Some people collect stamps; some mow down old ladies with mopeds. My hobby for the past 15 years or more has been the demoscene.
I can claim that my interest in it has got me at least one job, a modicum of fame in the world of computer geeks, friends and trips all over the world (mainly northern europe), earned me a couple of cable TV appearances watched by at least five people, won me a few awards and a small amount of money, cost me a fair amount of money, cost me even more in terms of lost sleep, stress, liver damage and at least one near-hospitalisation.
These days I’m a programmer in Fairlight – a group that’s become a true piece of computing history, and is only a few years younger than I am (although I didn’t join until I was 19).
Demos used to be a pretty casual affair, hacked together by kids trying to show off to other kids how clever they could be with their computers. But over the years it got serious. The afforementioned kids grew up into highly skilled professionals, many of whom become prominent members of the games industry amongst other things.
Making demos got a lot more complicated too. Nowadays our demos are made by professional artists and programmers in custom-made realtime editing tools.

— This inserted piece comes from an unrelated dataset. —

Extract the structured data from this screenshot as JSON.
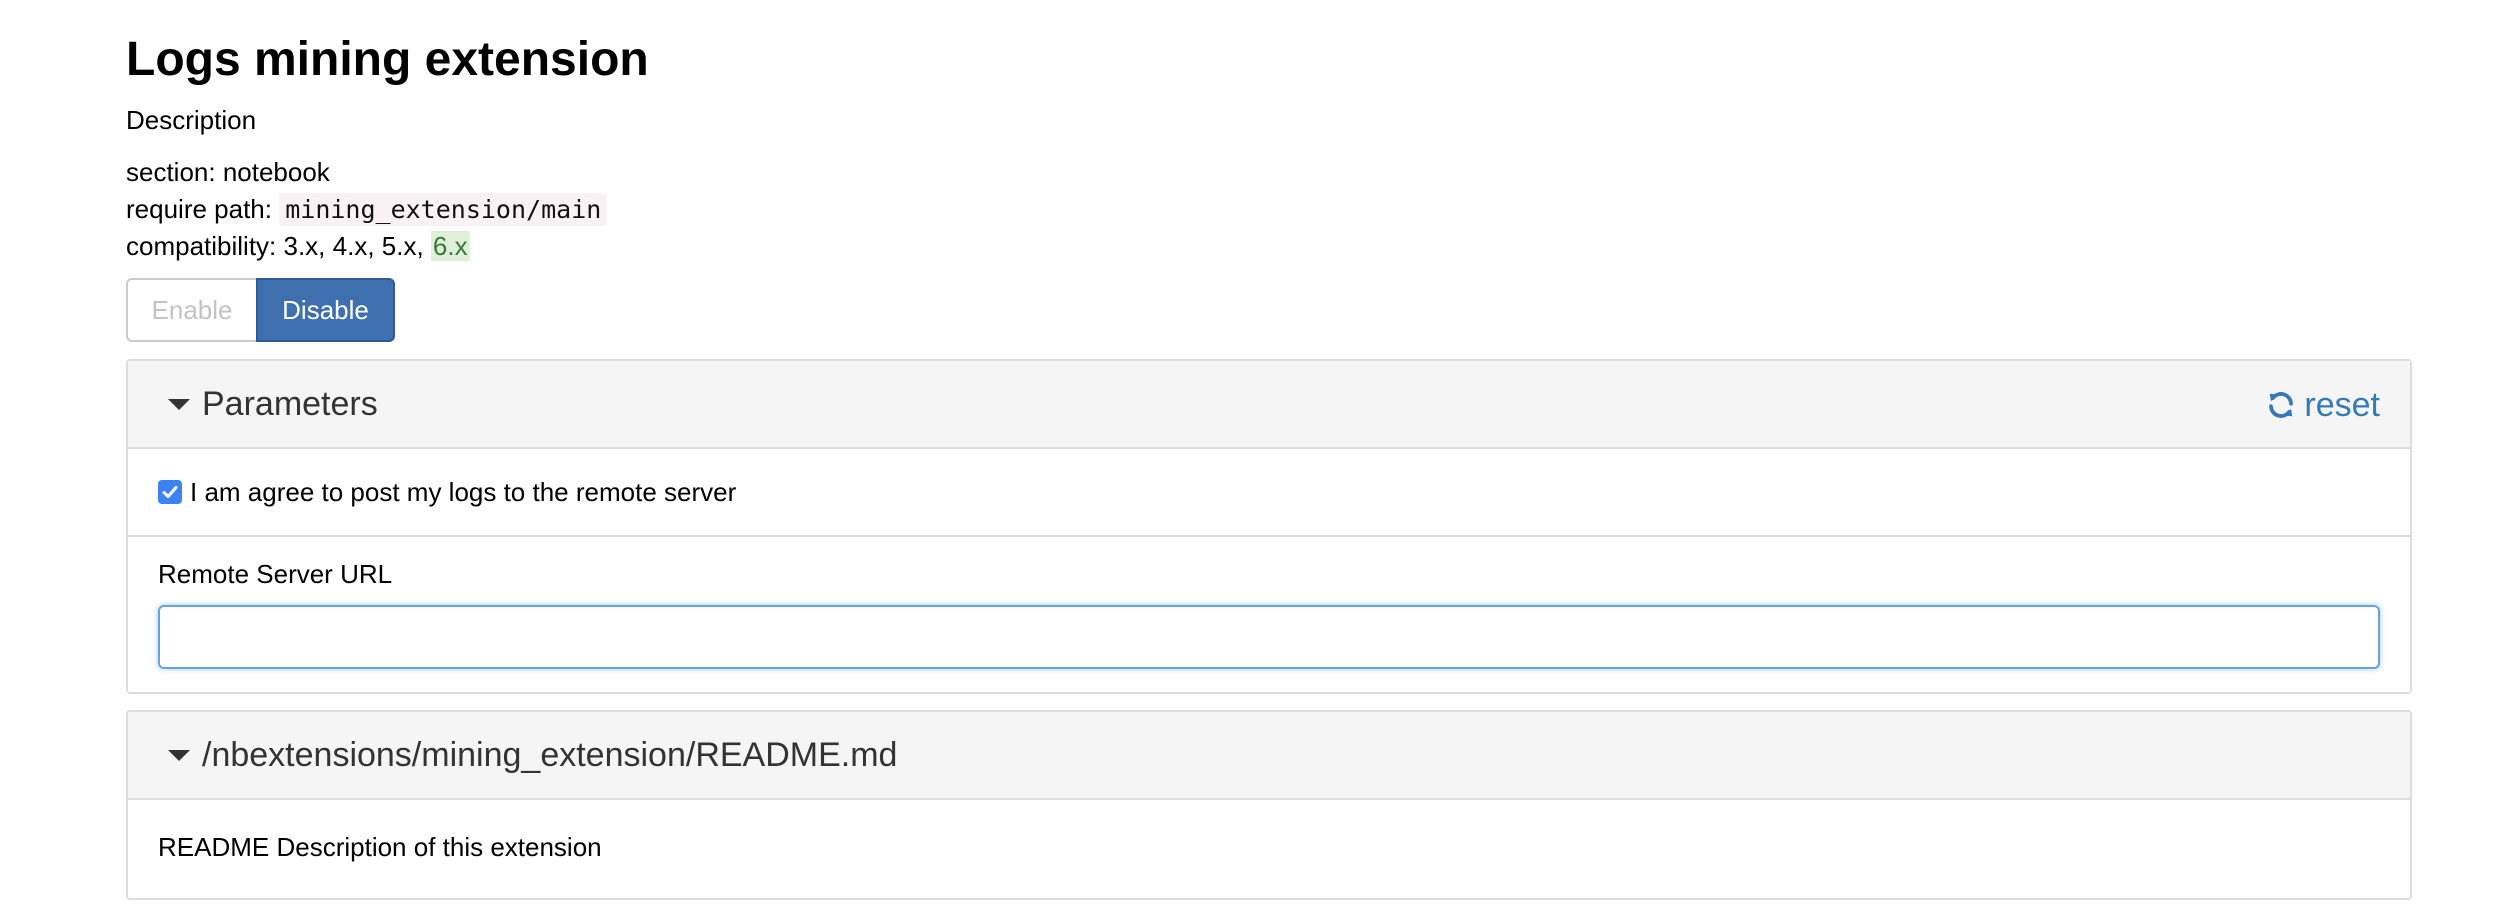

The motivation never really changed – kids showing off to other kids – but the results are a mile away from the early days.